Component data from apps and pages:
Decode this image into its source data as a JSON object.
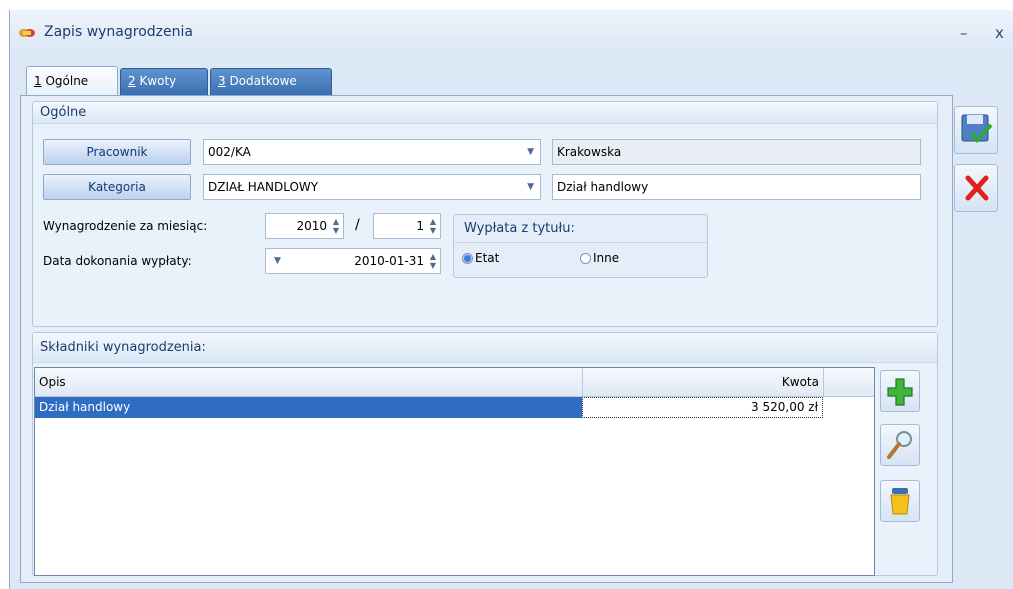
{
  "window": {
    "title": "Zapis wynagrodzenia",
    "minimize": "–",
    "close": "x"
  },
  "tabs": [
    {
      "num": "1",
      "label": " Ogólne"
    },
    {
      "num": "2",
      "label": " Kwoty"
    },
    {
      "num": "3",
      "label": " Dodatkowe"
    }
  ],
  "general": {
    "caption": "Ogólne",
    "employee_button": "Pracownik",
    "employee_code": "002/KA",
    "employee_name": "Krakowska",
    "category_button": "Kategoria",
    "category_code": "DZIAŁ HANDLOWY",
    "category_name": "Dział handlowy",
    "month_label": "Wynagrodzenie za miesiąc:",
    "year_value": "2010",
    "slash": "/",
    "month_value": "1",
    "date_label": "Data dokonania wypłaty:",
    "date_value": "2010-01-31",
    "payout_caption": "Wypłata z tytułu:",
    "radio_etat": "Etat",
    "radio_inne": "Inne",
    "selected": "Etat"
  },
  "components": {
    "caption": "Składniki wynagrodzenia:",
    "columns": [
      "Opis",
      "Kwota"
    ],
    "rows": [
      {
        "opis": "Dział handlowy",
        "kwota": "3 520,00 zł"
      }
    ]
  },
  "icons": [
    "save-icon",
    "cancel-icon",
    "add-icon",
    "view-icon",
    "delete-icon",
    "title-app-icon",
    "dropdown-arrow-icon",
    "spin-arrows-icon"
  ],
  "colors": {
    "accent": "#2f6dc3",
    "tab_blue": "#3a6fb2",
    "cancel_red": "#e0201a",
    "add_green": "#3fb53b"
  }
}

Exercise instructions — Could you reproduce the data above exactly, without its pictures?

Exercise result —
Decode this image into its source data as a JSON object.
{
  "window": {
    "title": "Zapis wynagrodzenia",
    "minimize": "–",
    "close": "x"
  },
  "tabs": [
    {
      "num": "1",
      "label": " Ogólne"
    },
    {
      "num": "2",
      "label": " Kwoty"
    },
    {
      "num": "3",
      "label": " Dodatkowe"
    }
  ],
  "general": {
    "caption": "Ogólne",
    "employee_button": "Pracownik",
    "employee_code": "002/KA",
    "employee_name": "Krakowska",
    "category_button": "Kategoria",
    "category_code": "DZIAŁ HANDLOWY",
    "category_name": "Dział handlowy",
    "month_label": "Wynagrodzenie za miesiąc:",
    "year_value": "2010",
    "slash": "/",
    "month_value": "1",
    "date_label": "Data dokonania wypłaty:",
    "date_value": "2010-01-31",
    "payout_caption": "Wypłata z tytułu:",
    "radio_etat": "Etat",
    "radio_inne": "Inne",
    "selected": "Etat"
  },
  "components": {
    "caption": "Składniki wynagrodzenia:",
    "columns": [
      "Opis",
      "Kwota"
    ],
    "rows": [
      {
        "opis": "Dział handlowy",
        "kwota": "3 520,00 zł"
      }
    ]
  },
  "icons": [
    "save-icon",
    "cancel-icon",
    "add-icon",
    "view-icon",
    "delete-icon",
    "title-app-icon",
    "dropdown-arrow-icon",
    "spin-arrows-icon"
  ],
  "colors": {
    "accent": "#2f6dc3",
    "tab_blue": "#3a6fb2",
    "cancel_red": "#e0201a",
    "add_green": "#3fb53b"
  }
}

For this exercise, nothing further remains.